The test schedule is affected to a large extent by the BDD 2007 development schedule. The Test feature team may carry out unit tests of solution modules as the teams release them, or it may conduct only complete system tests after the Computer Imaging System feature team has completed the entire build process document and has created complete deployment images.
Based on its experience, the BDD 2007 Test feature team at Microsoft recommends conducting unofficial unit testing while the build process document is in development. This approach gives the Test feature team enough time to create relevant test cases and become familiar with the solution during the early stages of the Stabilizing Phase. In addition, these unit tests can also be used for base functionality testing.

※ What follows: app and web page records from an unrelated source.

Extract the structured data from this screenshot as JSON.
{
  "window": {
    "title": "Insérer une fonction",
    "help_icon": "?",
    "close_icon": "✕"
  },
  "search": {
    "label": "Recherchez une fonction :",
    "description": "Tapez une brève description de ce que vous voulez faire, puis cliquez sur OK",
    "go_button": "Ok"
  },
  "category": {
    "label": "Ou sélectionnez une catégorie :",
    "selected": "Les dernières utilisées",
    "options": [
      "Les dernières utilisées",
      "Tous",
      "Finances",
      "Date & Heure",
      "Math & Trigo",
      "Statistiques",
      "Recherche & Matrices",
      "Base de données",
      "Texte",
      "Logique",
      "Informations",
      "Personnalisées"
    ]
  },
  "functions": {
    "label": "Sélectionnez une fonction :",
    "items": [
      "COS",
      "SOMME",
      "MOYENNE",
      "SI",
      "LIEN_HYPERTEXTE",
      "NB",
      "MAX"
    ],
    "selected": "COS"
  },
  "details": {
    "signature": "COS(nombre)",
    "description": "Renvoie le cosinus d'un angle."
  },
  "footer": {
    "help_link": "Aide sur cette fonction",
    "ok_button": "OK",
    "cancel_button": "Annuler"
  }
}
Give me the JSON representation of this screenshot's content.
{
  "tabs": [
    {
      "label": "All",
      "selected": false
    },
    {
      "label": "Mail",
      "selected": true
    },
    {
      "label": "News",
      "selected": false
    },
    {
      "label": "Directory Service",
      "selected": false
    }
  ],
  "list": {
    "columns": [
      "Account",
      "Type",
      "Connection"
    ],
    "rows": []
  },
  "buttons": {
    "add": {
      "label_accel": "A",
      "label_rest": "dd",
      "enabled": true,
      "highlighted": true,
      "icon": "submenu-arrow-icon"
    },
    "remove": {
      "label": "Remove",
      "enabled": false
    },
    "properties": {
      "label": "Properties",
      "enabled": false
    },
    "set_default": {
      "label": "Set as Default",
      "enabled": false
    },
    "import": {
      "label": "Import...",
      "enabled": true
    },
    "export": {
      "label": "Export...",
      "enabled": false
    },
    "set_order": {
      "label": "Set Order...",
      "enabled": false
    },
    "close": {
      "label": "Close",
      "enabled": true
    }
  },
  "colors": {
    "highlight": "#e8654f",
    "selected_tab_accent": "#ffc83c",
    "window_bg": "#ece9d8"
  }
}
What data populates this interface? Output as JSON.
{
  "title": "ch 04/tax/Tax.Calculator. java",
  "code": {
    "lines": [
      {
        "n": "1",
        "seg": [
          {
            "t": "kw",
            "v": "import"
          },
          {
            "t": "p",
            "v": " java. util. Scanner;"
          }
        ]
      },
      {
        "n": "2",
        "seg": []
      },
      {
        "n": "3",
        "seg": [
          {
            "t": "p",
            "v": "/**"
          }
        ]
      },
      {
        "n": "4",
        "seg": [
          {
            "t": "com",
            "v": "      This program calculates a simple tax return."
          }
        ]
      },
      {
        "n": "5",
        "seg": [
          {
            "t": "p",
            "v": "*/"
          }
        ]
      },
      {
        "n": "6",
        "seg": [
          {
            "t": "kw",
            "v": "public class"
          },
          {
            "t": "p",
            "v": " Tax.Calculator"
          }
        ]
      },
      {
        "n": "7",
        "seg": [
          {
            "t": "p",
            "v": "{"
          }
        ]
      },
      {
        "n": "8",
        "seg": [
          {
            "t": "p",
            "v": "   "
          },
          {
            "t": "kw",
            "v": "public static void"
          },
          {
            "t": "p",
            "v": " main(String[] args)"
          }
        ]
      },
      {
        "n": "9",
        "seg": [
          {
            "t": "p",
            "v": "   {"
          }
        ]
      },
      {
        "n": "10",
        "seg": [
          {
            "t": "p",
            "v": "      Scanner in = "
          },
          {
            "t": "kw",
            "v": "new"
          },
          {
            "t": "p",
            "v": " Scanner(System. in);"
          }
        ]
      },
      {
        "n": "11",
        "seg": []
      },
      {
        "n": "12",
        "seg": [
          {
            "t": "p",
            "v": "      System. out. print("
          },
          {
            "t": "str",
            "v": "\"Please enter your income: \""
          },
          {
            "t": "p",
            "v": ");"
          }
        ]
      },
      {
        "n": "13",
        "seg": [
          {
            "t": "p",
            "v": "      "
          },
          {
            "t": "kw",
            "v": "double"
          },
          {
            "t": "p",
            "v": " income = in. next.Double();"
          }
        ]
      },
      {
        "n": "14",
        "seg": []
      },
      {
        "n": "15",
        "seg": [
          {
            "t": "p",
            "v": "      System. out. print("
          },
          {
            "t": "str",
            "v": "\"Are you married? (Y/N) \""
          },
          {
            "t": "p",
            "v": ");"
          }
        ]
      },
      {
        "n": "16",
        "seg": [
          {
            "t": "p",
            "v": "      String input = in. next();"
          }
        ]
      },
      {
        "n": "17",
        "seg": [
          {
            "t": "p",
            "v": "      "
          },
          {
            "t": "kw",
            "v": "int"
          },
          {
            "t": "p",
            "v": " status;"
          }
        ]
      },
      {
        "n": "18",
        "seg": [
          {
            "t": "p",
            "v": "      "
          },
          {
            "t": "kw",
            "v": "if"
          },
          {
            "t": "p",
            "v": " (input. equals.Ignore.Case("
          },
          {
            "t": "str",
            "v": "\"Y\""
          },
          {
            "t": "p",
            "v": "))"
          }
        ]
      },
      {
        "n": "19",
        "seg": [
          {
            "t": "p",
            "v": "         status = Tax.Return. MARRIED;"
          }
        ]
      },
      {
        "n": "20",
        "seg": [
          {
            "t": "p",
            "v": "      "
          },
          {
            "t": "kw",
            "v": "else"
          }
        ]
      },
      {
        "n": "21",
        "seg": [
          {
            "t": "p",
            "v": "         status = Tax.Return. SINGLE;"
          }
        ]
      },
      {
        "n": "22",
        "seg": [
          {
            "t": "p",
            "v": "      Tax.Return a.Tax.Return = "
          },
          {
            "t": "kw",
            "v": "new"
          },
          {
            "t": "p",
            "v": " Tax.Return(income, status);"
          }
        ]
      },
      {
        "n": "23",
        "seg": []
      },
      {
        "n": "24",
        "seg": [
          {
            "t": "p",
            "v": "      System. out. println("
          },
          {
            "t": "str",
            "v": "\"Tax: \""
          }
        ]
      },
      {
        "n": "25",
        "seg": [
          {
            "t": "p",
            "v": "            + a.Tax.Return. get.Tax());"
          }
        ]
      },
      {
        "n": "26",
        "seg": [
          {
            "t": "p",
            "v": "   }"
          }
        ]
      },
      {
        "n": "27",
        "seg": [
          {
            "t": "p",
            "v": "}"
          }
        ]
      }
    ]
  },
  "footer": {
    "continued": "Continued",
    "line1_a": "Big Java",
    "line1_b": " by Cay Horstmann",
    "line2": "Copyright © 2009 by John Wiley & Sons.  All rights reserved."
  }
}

The test schedule must include, at minimum, the following tasks:
Test environment setup
Preparation of high-level test scenarios
Detailed test case preparation
Number and duration of testing cycles
Risks and Dependencies
The Test feature team typically looks for and assesses the following types of risks, then factors them into the test plan and test schedule:
Lab requirements, as based on the development plan, may exceed the Test feature team’s budget and time allocations.
Test cases can be completed in parallel with input from the Development feature team and functional specifications.
The test lab build may not have been completed by the start of the Stabilizing Phase because of an inability to procure and install all the lab equipment.
The test lab does not properly reflect the production environment. For example, it may not include proper firewall configurations or even all the Group Policy objects (GPOs) found in production. The goal is to make the test lab as similar to production as possible.
Mitigation plans for each of these risks must also be part of the test plan. The above risks are examples of the most common risks, but depending on the organization, others may exist and require contingency plans.
The test plan must include a description of the tools the testers use. This tools list must include the various test scenarios, the test types, and the test cases to be used. The list must make reference to supporting tools, such as the bug tracking system, change control system, and any documentation system to be used, as well as the scheduling tools the team lead uses to control testing schedules.
Milestone: Test Plan Developed and Accepted
Milestones are synchronization points for the overall solution. For more information, see the Plan, Build, and Deploy Guide. At this milestone, shown in Table 2, a test plan is in place that includes a detailed understanding of network bandwidth and server capacity requirements.
Table 2. Deliverables
This document outlines the complete testing approach the Test feature team uses.